After hundreds of hours of elbow grease, Nick Armstrong’s cordwood sauna is in the running for top spot at international DIY competition
A Sault Ste. Marie man has taken a traditional construction technique used to build barns back in the day and has built something entirely new with it.
Nick Armstrong says he’s logged hundreds of hours over the past year to build himself a backyard sauna that’s entirely handcrafted using cordwood masonry, an old construction method that uses cut logs known as cordwood, and held together with a mix of cement and mortar.
“From my understanding, it was used where there wasn’t necessarily rocks available, so they used sand and old lime mortar to construct the walls versus a traditional rock foundation,” he said.
The idea for the cordwood sauna came to Armstrong after reading a 2020 SooToday article about a family fundraising effort aimed at restoring a historic cordwood barn in Sault Ste. Marie.
“That got me interested in that type of building technique, and ever since there I started researching the building style. I was inspired,” he said.
Armstrong began mapping out his build and sourcing materials around this time last year. He sourced sand, hydrated lime and portland cement from local suppliers in the Sault, and hauled some cedar trees from St. Joseph Island.

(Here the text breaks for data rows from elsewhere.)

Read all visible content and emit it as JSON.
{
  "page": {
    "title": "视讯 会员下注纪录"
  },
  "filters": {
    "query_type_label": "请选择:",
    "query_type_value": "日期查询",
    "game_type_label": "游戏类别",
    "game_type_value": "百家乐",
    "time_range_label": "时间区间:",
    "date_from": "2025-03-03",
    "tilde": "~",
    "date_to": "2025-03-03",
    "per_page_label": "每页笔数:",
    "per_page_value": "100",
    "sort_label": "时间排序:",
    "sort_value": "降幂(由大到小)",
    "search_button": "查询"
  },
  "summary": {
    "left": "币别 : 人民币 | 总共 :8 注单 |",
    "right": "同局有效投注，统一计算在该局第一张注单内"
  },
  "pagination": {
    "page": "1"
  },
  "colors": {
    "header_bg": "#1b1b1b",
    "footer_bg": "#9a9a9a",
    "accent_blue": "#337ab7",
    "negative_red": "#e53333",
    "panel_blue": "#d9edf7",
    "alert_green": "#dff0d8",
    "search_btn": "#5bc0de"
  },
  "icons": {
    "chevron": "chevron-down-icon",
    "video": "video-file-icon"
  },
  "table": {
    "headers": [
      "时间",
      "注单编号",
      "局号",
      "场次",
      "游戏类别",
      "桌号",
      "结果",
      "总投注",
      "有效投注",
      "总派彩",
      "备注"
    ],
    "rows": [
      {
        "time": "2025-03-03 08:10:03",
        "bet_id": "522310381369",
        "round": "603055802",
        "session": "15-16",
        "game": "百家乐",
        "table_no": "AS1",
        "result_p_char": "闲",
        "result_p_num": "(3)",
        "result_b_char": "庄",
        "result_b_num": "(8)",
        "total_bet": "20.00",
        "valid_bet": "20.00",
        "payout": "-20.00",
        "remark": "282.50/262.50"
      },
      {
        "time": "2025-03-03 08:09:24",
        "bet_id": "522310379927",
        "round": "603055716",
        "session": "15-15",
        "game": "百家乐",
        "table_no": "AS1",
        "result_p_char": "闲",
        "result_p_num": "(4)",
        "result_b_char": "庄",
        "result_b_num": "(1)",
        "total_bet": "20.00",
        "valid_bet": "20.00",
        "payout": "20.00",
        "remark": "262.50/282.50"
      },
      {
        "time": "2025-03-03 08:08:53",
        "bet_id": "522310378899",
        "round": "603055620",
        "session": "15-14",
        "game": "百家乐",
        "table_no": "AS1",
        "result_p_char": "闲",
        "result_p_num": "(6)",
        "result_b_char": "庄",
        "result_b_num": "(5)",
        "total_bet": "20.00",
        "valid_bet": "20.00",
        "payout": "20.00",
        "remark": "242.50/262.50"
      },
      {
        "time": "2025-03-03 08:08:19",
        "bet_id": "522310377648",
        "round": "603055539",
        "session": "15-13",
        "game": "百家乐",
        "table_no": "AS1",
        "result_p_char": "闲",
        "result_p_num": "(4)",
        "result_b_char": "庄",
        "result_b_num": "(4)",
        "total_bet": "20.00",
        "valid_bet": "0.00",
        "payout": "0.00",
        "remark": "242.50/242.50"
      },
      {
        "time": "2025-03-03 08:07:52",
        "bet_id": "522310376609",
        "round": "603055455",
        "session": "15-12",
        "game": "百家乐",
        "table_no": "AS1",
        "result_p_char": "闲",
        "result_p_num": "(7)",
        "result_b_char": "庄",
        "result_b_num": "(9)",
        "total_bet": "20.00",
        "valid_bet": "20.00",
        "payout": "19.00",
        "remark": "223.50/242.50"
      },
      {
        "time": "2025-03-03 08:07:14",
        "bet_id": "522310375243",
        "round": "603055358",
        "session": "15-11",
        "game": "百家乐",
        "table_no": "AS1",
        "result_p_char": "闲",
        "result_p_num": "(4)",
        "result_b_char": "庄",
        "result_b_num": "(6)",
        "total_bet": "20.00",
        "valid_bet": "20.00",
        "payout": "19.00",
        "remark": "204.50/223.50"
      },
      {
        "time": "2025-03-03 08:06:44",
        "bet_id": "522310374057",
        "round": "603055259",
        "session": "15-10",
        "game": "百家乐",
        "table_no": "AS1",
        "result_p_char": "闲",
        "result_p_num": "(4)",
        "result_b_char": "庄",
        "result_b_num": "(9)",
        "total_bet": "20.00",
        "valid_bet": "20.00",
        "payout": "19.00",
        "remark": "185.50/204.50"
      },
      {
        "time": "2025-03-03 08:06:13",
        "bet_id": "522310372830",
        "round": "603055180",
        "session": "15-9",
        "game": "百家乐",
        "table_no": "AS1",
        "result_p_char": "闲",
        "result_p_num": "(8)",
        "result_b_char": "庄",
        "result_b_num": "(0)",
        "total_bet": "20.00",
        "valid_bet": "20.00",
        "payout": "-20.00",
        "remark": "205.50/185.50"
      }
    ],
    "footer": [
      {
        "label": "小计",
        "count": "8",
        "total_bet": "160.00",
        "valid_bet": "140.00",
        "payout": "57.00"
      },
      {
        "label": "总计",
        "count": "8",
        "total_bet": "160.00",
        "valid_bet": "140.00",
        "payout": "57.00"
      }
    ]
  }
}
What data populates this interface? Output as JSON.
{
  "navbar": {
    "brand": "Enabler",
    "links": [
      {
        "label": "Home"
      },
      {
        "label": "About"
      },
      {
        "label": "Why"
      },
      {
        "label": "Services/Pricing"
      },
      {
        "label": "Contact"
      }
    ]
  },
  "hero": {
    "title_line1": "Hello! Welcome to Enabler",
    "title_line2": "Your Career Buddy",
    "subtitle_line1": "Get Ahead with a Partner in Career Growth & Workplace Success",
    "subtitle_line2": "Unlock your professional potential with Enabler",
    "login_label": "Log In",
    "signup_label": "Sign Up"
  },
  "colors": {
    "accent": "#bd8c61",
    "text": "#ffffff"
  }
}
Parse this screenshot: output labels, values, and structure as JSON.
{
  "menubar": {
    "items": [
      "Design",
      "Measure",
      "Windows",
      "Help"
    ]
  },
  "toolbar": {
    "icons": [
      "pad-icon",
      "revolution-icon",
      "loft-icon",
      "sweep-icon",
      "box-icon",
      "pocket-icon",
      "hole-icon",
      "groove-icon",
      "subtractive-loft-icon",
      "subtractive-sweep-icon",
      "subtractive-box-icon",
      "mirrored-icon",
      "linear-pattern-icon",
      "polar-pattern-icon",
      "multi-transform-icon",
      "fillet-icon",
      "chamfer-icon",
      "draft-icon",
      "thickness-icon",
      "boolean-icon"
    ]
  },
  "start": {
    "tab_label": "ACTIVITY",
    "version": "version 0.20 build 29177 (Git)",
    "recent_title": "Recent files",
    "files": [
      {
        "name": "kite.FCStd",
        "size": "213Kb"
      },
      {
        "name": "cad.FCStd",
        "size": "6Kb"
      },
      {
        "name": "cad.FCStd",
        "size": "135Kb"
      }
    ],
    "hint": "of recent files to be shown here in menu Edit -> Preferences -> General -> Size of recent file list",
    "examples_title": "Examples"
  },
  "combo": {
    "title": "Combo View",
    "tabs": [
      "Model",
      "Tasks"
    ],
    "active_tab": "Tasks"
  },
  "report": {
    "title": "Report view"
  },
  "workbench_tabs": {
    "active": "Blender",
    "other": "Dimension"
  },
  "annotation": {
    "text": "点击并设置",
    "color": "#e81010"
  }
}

He also needed to get his hands on some sawdust in order to complete his old-school mortar recipe.
“You need a very specific type of sawdust consistency and it has to be a softwood sawdust, so I sourced some sawdust from some of the local Mennonites down in the Desbarats area,” Armstrong said.
He would end up going to beer and liquor stores in order to get the coloured glass for the walls, which entailed cutting bottles in half and fusing them together.
“I didn’t shop for what I wanted to consume, I shopped by the colour of the bottle,” said Armstrong. “You’ll see a lot of blue bottles, and that’s actually a French beer – I never would’ve tried that beer if it was in a blue bottle, I wouldn’t have picked it otherwise,” he said.
The roof will also have its own unique qualities once complete.
“The roof itself is actually going to be an earth roof, so it’ll be a live roof with grass and flowers and whatnot planted on top,” Armstrong said.
To put it in perspective, Armstrong says, the total cost of his cordwood sauna wouldn’t cost as much as a comparable sauna kit. But the labour was intensive, with Armstrong spending many a night under a tarp in his backyard with a headlamp strapped to him.
“I have 500 to 600 hours just laying the walls,” said Armstrong. “That doesn’t include all the other work that’s been put into preparing all the materials – cutting, peeling the wood, drying the wood, stacking the wood, moving the wood, sourcing all the other materials.
“Labour is the highest cost of the project.”
Armstrong’s cordwood sauna has been entered into DIY Hero, an international competition with a grand prize of $25,000 and the opportunity to be featured in a two-page advertorial in Make Magazine.
“I’d love to get the word out there. It’s been a lot of fun. It’s been a long, challenging, rewarding project, and I think it’s cool to show people what’s possible if you just put some elbow grease and time into something,” said Armstrong. “I think it would be pretty cool for someone from Sault Ste. Marie to be recognized in one of these global competitions.”
Votes for Armstrong’s cordwood sauna can be placed at the DIY Hero website.